The Connector Building
The Connector Building
Metropolitan Community College, the largest community college in the state of Nebraska, approached BVH Architecture to implement their South Omaha Campus Phase I Master Plan. BVH, along with SmithgroupJJR, originally designed the Master Plan for the 40-acre campus, incorporating 21st century learning and working environments while bridging two formerly separate buildings.
The $15 million project created a dramatic linear connection between the existing Mahoney Building and Industrial Training Center. The “Connector” is more than 500 feet long and experiences an 11-foot rise in floor elevation from the Industrial Training Center to Mahoney. The link between the two existing buildings formed the third side of a new pedestrian mall that serves as a gateway to the surrounding community.
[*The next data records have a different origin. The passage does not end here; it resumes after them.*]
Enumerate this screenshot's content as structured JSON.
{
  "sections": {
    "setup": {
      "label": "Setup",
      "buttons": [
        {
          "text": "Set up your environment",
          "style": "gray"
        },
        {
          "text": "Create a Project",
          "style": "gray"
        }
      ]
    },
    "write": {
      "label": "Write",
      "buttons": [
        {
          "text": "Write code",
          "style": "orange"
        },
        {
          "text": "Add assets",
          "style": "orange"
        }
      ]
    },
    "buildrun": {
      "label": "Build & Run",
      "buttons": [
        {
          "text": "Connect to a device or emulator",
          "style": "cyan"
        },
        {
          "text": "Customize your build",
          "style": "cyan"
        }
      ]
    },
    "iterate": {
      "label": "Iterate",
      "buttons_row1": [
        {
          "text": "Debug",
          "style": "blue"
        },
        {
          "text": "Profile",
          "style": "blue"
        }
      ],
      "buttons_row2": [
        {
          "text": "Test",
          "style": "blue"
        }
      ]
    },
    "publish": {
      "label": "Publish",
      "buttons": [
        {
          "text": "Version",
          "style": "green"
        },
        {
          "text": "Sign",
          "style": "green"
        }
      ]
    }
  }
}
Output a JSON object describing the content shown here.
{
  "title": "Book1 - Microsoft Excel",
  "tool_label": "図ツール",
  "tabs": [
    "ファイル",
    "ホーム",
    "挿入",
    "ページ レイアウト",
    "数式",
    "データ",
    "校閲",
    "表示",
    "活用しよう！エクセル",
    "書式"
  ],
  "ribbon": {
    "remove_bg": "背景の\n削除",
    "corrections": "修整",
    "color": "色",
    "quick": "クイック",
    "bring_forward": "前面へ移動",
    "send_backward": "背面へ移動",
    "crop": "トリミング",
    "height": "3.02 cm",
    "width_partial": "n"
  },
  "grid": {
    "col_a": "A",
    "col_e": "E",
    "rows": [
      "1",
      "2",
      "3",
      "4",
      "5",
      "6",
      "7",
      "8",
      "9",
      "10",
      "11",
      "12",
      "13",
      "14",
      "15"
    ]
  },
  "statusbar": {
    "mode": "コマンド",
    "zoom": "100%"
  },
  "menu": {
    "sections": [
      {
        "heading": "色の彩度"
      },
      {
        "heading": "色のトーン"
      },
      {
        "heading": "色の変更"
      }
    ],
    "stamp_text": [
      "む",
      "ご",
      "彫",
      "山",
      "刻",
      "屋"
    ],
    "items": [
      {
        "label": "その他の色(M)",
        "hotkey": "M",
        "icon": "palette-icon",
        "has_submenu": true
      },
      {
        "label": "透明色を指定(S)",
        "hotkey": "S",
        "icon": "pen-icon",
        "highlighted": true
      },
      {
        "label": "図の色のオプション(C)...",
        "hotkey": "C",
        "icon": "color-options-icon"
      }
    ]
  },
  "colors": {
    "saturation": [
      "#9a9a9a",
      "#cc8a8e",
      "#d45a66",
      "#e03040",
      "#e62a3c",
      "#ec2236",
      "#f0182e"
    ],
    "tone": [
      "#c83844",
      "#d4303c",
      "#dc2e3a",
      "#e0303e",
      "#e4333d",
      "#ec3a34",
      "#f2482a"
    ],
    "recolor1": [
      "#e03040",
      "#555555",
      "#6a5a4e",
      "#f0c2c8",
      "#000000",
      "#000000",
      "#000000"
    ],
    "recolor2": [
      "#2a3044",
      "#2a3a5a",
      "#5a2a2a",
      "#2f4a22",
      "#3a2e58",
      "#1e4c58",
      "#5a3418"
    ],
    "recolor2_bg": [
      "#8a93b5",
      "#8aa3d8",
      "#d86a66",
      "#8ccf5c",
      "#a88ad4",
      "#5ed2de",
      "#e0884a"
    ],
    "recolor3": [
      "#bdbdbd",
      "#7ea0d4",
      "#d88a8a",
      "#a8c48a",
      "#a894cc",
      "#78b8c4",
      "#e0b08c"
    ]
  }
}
Pathways, lighting and extensive landscaping replaced the existing parking lots, creating a vibrant green community space known as the “Quad.”
The Connector Building serves as a student center with meeting rooms, classrooms, computer labs, faculty offices, a café/food court and student services and provides an enclosed bridge with a direct connection to the library. This bridge is wide enough to accommodate student study and conversational areas along its length.
An over-street connection links with the South Omaha branch of the Omaha Public Library and accommodates a bus route, planned in partnership with the local transit authority, using federal grant funds. This new street directs 11 bus routes through campus, with each stopping at the Connector Building’s south entrance.
OwnerMetropolitan Community College
Size75,000 sq. ft.
“This was a complex, multi-phase project involving several public partnerships beyond the college. From the beginning, BVH demonstrated leadership and a client-centered focus that allowed all stakeholders to understand not only the challenges but also the possibilities of what could be achieved. Ultimately the entire project touched almost every square foot of a nearly 40-acre site. The result is a testament to what coordination and mutual effort can achieve in a publicly funded facility.”
Randy Schmailzl | President, Metropolitan Community College